### Work to complete
Set down every record exactly as it appears.

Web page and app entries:
—————

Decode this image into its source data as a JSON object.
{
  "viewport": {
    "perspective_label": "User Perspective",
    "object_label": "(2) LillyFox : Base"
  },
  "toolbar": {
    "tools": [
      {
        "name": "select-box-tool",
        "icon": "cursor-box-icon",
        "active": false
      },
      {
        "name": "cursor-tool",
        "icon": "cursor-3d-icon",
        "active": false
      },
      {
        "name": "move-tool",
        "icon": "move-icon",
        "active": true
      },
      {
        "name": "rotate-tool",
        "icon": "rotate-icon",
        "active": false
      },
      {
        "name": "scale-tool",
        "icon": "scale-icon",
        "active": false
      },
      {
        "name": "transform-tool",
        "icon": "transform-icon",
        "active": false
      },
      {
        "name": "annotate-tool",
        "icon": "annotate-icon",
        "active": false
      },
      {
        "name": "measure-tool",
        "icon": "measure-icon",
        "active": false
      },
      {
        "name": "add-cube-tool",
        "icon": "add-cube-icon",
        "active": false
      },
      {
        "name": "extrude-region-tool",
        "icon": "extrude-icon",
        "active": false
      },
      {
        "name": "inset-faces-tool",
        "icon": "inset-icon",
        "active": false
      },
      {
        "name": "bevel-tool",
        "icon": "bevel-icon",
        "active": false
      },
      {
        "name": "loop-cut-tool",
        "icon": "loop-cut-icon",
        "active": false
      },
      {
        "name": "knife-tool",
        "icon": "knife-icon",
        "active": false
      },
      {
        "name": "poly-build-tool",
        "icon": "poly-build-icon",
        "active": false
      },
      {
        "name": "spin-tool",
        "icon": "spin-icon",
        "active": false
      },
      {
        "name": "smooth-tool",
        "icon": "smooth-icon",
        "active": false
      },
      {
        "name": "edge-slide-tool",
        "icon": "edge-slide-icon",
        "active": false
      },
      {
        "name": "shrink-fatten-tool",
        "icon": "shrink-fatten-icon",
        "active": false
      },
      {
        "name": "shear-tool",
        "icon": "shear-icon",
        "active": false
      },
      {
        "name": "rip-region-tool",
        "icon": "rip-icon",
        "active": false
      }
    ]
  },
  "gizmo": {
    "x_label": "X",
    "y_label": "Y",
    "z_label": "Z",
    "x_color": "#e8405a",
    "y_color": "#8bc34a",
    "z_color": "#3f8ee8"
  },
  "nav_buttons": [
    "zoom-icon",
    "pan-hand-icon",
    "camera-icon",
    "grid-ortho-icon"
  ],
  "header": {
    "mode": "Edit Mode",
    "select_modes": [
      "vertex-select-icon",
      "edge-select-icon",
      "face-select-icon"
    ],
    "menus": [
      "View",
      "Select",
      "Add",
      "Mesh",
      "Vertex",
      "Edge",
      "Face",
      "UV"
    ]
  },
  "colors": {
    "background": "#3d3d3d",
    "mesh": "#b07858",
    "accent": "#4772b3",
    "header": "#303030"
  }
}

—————

### Result of the exercise
Decode this image into its source data as a JSON object.
{
  "viewport": {
    "perspective_label": "User Perspective",
    "object_label": "(2) LillyFox : Base"
  },
  "toolbar": {
    "tools": [
      {
        "name": "select-box-tool",
        "icon": "cursor-box-icon",
        "active": false
      },
      {
        "name": "cursor-tool",
        "icon": "cursor-3d-icon",
        "active": false
      },
      {
        "name": "move-tool",
        "icon": "move-icon",
        "active": true
      },
      {
        "name": "rotate-tool",
        "icon": "rotate-icon",
        "active": false
      },
      {
        "name": "scale-tool",
        "icon": "scale-icon",
        "active": false
      },
      {
        "name": "transform-tool",
        "icon": "transform-icon",
        "active": false
      },
      {
        "name": "annotate-tool",
        "icon": "annotate-icon",
        "active": false
      },
      {
        "name": "measure-tool",
        "icon": "measure-icon",
        "active": false
      },
      {
        "name": "add-cube-tool",
        "icon": "add-cube-icon",
        "active": false
      },
      {
        "name": "extrude-region-tool",
        "icon": "extrude-icon",
        "active": false
      },
      {
        "name": "inset-faces-tool",
        "icon": "inset-icon",
        "active": false
      },
      {
        "name": "bevel-tool",
        "icon": "bevel-icon",
        "active": false
      },
      {
        "name": "loop-cut-tool",
        "icon": "loop-cut-icon",
        "active": false
      },
      {
        "name": "knife-tool",
        "icon": "knife-icon",
        "active": false
      },
      {
        "name": "poly-build-tool",
        "icon": "poly-build-icon",
        "active": false
      },
      {
        "name": "spin-tool",
        "icon": "spin-icon",
        "active": false
      },
      {
        "name": "smooth-tool",
        "icon": "smooth-icon",
        "active": false
      },
      {
        "name": "edge-slide-tool",
        "icon": "edge-slide-icon",
        "active": false
      },
      {
        "name": "shrink-fatten-tool",
        "icon": "shrink-fatten-icon",
        "active": false
      },
      {
        "name": "shear-tool",
        "icon": "shear-icon",
        "active": false
      },
      {
        "name": "rip-region-tool",
        "icon": "rip-icon",
        "active": false
      }
    ]
  },
  "gizmo": {
    "x_label": "X",
    "y_label": "Y",
    "z_label": "Z",
    "x_color": "#e8405a",
    "y_color": "#8bc34a",
    "z_color": "#3f8ee8"
  },
  "nav_buttons": [
    "zoom-icon",
    "pan-hand-icon",
    "camera-icon",
    "grid-ortho-icon"
  ],
  "header": {
    "mode": "Edit Mode",
    "select_modes": [
      "vertex-select-icon",
      "edge-select-icon",
      "face-select-icon"
    ],
    "menus": [
      "View",
      "Select",
      "Add",
      "Mesh",
      "Vertex",
      "Edge",
      "Face",
      "UV"
    ]
  },
  "colors": {
    "background": "#3d3d3d",
    "mesh": "#b07858",
    "accent": "#4772b3",
    "header": "#303030"
  }
}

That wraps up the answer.